Stan Douglas (b. 1960, Vancouver) examines how films and photographs influence our understanding of history. Drawing on intensive research and meticulous attention to detail, the artist utilizes live actors, costumes, props, and sets to render real and imagined scenes from the past with uncanny accuracy.
Luanda-Kinshasa (2013)—jointly acquired by PAMM and the Los Angeles County Museum of Art—depicts a fictitious band of professional musicians at the famed CBS 30th Street Studio in 1970s New York City. Before closing its doors in 1981, “The Church” (as the studio was known) generated a host of important jazz, rock, pop, and classical recordings by artists such as Johnny Cash, Miles Davis, Aretha Franklin, Glenn Gould, and Billie Holiday.
Douglas’s interest in nonlinear narrative is apparent in the film’s experimental temporal structure, which functions paradoxically like a tightly controlled musical improvisation. What seems at first to be a straightforward progression turns out to contain repeating and recombined sequences. As the work’s epic, six-hour duration takes hold, it becomes difficult to tell whether time is moving forward or folding in on itself.
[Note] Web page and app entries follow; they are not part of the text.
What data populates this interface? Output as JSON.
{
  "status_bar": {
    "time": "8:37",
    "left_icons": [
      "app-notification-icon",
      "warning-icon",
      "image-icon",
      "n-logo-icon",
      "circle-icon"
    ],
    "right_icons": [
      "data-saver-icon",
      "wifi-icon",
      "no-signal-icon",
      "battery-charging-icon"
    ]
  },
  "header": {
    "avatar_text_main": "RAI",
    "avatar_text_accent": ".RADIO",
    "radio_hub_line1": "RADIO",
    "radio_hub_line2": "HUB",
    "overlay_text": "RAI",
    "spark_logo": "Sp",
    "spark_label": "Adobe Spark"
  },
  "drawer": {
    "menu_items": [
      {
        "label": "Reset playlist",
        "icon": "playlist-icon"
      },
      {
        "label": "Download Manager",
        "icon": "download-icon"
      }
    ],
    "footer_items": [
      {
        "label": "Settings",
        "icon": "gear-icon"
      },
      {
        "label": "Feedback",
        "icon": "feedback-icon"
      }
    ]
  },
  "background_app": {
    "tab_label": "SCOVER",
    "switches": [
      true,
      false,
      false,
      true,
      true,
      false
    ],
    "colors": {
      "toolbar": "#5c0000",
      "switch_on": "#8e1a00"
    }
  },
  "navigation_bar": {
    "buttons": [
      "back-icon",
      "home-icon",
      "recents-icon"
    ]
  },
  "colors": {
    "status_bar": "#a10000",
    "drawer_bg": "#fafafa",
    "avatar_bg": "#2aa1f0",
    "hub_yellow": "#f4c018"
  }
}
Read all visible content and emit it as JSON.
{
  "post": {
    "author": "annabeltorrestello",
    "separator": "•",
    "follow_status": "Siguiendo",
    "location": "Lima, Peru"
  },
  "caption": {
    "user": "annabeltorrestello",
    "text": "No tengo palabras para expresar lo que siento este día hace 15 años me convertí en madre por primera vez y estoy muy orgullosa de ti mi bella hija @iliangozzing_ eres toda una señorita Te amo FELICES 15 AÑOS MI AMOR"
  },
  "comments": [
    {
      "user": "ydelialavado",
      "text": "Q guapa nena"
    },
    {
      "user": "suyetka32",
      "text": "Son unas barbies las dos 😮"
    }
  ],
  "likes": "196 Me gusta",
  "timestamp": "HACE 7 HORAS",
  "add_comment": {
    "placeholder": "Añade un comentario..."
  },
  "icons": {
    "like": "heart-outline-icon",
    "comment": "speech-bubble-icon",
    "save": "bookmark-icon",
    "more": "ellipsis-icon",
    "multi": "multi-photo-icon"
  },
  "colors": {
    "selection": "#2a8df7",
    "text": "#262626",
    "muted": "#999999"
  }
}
In both its title and its Afrobeat-influenced soundtrack, Luanda-Kinshasa alludes to the emergence of a globally minded black consciousness in the 1970s. The eclectic fashions and scenography on display function together with the diverse races, ethnicities, and genders of the band members to vividly evoke the era’s complex social dynamics and identity-based political struggles. Set against this loaded atmosphere, the film’s ultimate effect is to testify to the unifying power of music.
Credit: Exhibition overview from museum website